Four years ago, Smashing Pumpkins performed “a special acoustic Halloween show” at Newport Music Hall. Nobody was sure what that meant until show time, when Billy Corgan and company strode onstage in costume (Corgan was a geisha) and launched into an hour of slapdash oldies like “Monster Mash,” “Wipe Out” and “Hang on Sloopy.”
After a 20-minute break, the band burned through 14 fully amplified Smashing Pumpkins originals. It amounted to what Corgan called “a pretty legendary show” by phone this week. But not everybody appreciated the joke.
“It was so funny,” Corgan said. “People are still mad about that. We were just trying to have some fun. I mean, Smashing Pumpkins on Halloween.”
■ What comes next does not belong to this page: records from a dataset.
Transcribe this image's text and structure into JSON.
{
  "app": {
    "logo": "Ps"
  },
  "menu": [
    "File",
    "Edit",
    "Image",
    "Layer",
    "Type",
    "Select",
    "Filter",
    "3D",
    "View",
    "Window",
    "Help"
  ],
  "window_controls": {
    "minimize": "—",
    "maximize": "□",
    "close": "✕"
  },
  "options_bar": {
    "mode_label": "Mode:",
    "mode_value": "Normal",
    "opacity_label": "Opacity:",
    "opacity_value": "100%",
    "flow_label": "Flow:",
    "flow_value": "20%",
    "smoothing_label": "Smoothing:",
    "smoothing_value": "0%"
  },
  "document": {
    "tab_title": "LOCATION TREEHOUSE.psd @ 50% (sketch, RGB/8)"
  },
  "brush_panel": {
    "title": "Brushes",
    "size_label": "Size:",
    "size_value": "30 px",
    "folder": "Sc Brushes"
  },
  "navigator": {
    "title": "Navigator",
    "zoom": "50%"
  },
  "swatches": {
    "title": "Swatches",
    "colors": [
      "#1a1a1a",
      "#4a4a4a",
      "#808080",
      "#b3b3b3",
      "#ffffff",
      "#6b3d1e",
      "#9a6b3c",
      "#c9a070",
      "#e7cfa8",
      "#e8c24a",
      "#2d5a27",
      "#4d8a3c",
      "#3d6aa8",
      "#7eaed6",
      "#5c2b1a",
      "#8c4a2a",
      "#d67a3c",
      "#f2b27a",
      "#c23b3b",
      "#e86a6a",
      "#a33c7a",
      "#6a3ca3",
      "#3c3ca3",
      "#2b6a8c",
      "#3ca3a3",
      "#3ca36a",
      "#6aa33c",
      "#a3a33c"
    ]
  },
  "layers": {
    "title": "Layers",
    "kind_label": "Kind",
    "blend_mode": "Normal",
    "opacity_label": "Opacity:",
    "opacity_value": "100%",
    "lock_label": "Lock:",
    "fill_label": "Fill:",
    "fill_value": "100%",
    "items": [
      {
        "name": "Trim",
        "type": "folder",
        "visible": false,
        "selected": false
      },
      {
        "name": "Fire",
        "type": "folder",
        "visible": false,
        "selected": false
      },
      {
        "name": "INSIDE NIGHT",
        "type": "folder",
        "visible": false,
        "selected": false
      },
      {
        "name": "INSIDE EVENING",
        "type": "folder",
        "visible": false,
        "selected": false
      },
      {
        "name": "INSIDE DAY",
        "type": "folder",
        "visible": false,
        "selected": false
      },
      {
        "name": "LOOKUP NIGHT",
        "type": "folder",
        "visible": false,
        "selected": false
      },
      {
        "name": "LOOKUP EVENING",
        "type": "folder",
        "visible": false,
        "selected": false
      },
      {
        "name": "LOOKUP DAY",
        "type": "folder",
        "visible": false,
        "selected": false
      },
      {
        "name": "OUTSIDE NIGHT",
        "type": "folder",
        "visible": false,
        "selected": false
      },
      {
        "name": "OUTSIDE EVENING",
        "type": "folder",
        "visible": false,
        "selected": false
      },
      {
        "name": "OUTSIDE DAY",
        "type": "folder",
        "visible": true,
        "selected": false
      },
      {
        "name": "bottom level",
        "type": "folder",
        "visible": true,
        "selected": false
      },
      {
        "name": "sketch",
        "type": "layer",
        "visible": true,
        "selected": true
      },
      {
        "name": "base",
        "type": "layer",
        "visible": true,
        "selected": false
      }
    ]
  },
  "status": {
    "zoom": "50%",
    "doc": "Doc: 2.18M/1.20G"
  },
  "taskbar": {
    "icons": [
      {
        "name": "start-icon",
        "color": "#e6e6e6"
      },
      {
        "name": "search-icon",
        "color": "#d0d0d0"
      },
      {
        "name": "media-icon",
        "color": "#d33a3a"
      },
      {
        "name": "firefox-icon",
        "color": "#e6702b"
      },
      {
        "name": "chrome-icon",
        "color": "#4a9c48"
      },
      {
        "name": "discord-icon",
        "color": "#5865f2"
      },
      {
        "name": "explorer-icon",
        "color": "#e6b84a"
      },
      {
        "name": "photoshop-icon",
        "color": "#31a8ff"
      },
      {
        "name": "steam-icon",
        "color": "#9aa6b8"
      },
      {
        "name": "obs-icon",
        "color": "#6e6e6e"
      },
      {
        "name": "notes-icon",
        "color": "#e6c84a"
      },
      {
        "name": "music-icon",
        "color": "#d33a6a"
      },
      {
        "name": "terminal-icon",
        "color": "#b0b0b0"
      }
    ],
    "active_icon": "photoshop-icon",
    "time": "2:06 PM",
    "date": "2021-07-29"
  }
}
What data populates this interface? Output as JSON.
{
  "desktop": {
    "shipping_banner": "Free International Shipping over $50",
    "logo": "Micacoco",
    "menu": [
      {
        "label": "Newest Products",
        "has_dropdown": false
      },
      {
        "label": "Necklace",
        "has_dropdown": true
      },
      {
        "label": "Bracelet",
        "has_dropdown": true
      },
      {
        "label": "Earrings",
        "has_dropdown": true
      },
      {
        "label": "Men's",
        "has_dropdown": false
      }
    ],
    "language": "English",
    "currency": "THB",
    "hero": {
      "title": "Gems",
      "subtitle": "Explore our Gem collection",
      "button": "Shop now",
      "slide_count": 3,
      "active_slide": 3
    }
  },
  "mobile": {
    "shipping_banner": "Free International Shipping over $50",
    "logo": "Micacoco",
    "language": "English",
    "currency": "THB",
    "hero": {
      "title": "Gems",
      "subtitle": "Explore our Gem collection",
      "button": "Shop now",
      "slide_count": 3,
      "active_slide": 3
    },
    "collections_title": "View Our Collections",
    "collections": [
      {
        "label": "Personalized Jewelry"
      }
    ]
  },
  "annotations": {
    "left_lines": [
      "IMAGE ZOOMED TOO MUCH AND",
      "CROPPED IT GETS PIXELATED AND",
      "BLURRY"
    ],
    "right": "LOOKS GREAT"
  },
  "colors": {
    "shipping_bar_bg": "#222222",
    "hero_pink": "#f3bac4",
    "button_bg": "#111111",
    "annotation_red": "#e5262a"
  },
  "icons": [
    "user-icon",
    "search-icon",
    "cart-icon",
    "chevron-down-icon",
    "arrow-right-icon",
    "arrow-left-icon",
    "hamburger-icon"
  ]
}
The band returns to the Newport this Tuesday in the thick of the holiday season, but don’t expect Christmas carols this time out. Corgan and his current collaborators are performing their latest album, Oceania, in full, followed by a set of fan favorites. Since reviving the Smashing Pumpkins name in 2007, Corgan has been adamant about not becoming a nostalgia act. This approach is a way to meet in the middle — and to appeal to shrinking attention spans.
“We feel it’s a good trade off,” Corgan said. “If we’re going to down this one road this far with all-new material, let’s try to make the second half fun and easy and not to prove some point that doesn’t need to be proven.”
From Corgan’s perspective, he hasn’t abandoned his contrarian streak. He sees Oceania, widely hailed as his best work in years, as the product of going against the grain.
“You reach a point where it’s fine to be contrarian, but if you have nothing to show for it? To me, Oceania was the prize of all that contrarian work. I’m proud to say that I think I’ve made a really quality record in a time when most people are not making quality records. And I mean new and timely, like 2012. Not, ‘It’s 1997, wink wink, it’s 2012’ records. Like, it’s a new record,” Corgan said.
“ Now that we’ve actually come out with something valuable, we’re willing to expand with that publicly and make that commitment publicly and say to the audience, ‘Look, we can play old songs and that’s well and good, but if you can’t invest in this and we can’t invest in this, then why are we here?’”